 Puzzles!  We do lots of jigsaw puzzles.  Again, I change out what is available all the time, and have puzzles out to meet the needs of all my learners.  Many of the kiddos start out with just fitting pegged puzzles together, simply matching the shape of the puzzles and holes.
 We work up to the 100 and 150 piece puzzles.  Almost done!
There are so many ways to incorporate mathematical learning into our every day activities!

Monday, July 8, 2013

Seed play

Today I thought I'd share some of our fun seed play ideas.  I have to give credit to Tom Sensori, of http://tomsensori.blogspot.com/ for really inspiring me with his contraptions for play, and to many many pinteresting people who have shared their ideas too.  My kiddos have not grown tired of seed play, at least partly because I change it up every week or so.  Here are some of our recent ideas:

Plastic critters to hide and seek in bird seed...


 Pirate treasure!  Compasses, plastic coins, jewel gems, some cardboard treasure chests, old mismatched earrings, shiny bits and bobs... whatever you have on hand.  And of course, telescopes (cardboard tubes)!

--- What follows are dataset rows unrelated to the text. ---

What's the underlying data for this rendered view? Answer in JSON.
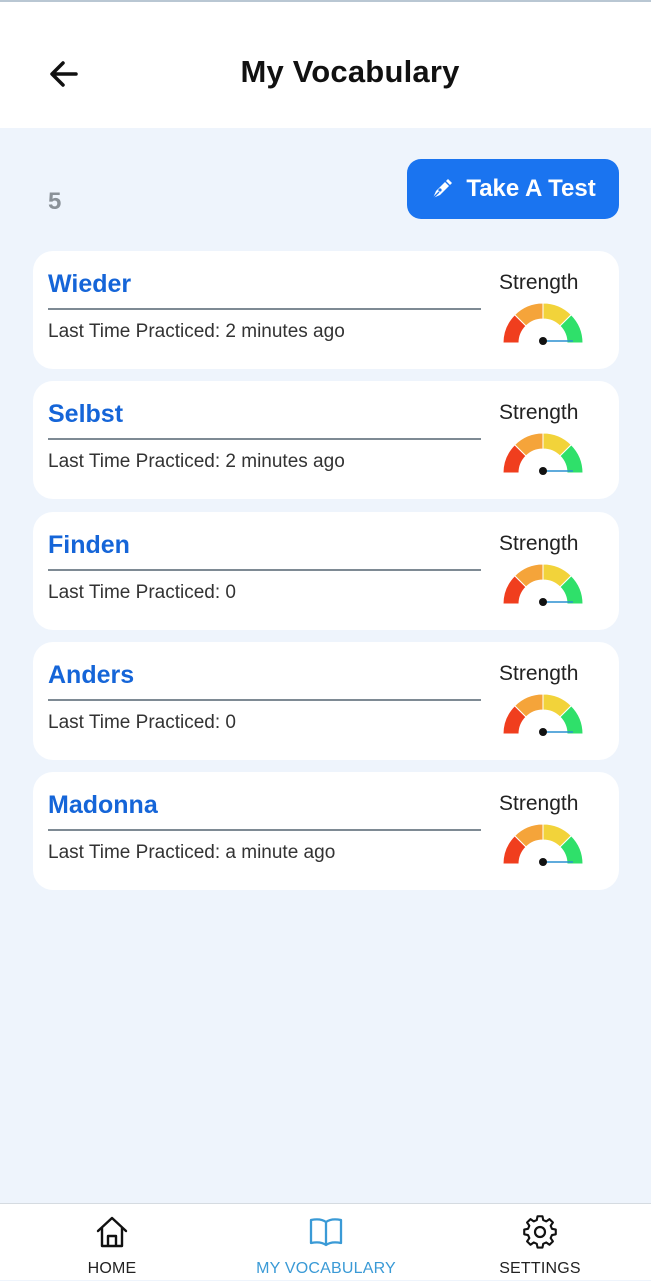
{
  "header": {
    "title": "My Vocabulary"
  },
  "toolbar": {
    "count": "5",
    "test_label": "Take A Test"
  },
  "strength_label": "Strength",
  "words": [
    {
      "word": "Wieder",
      "practiced": "Last Time Practiced: 2 minutes ago"
    },
    {
      "word": "Selbst",
      "practiced": "Last Time Practiced: 2 minutes ago"
    },
    {
      "word": "Finden",
      "practiced": "Last Time Practiced: 0"
    },
    {
      "word": "Anders",
      "practiced": "Last Time Practiced: 0"
    },
    {
      "word": "Madonna",
      "practiced": "Last Time Practiced: a minute ago"
    }
  ],
  "nav": {
    "items": [
      {
        "label": "HOME",
        "icon": "home-icon",
        "active": false
      },
      {
        "label": "MY VOCABULARY",
        "icon": "book-icon",
        "active": true
      },
      {
        "label": "SETTINGS",
        "icon": "gear-icon",
        "active": false
      }
    ]
  },
  "colors": {
    "accent": "#1a74f0",
    "word": "#1565d8",
    "nav_active": "#3a9ad6",
    "gauge": [
      "#f03e1e",
      "#f5a43a",
      "#f2d33a",
      "#2fe06a"
    ]
  }
}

 On this particular day we couldn't get outside, so I put a car slide toy in a huge, flat cardboard box, added pinto beans (I found a 10lb bag at Costco) and some kiddos, and viola!  Fun in a box.  This was really noisy too, so I was relieved to be able to put it away once the kiddos went home!

Water play toys and tubing with bird seed.  The seeds clogged up the toys, so we had lots of fun wriggling fingers and sticks down in the seed to unclog them.  The tubing is from an old game that I bought at a garage sale, just so I could have the tubing.  As the seeds move through it, they make a lovely, soft sound.

 This was a huge pile of nuts in the shell, plus popsicle sticks, corks, clothes pins... all natural woody materials.  The different shapes went down the tubes in different ways, but the pecans were everyone's favorite.

 This contraption was made with a shallow box that photo frames came in, and another, slightly larger box.  I created a drawer with the shallow box, and the kiddos put pinto beans down through the holes in the top, and enjoyed putting their hands down into the box to retrieve them, as well as sliding the drawer out of the way.

As you can see, none of these toys cost much money - you can see the cut off 2 liter soda bottle cup, an empty candy tin, and an old toy being used as scoops, boxes being reused before they're recycled, the nuts were none-the-worse for wear for being rolled... these creations are inexpensive, and just require some old boxes, duct tape, and imagination to build.  The seeds can be stored and reused, and aren't too hard to clean up.  The only thing that really gets used up is the bird seed, as it is hard to get it all up!  Not to worry, as soon as the kiddos leave, the seeds we didn't pick up become squirrel and bird food.

So what do the kiddos learn from our seed play?  Co-operation, fine motor control, the various ways things can move, gravity, language skills as they talk about what they are doing, imagination... all terrific skills for preschool and kindergarten kiddos to develop.  Won't you join the fun?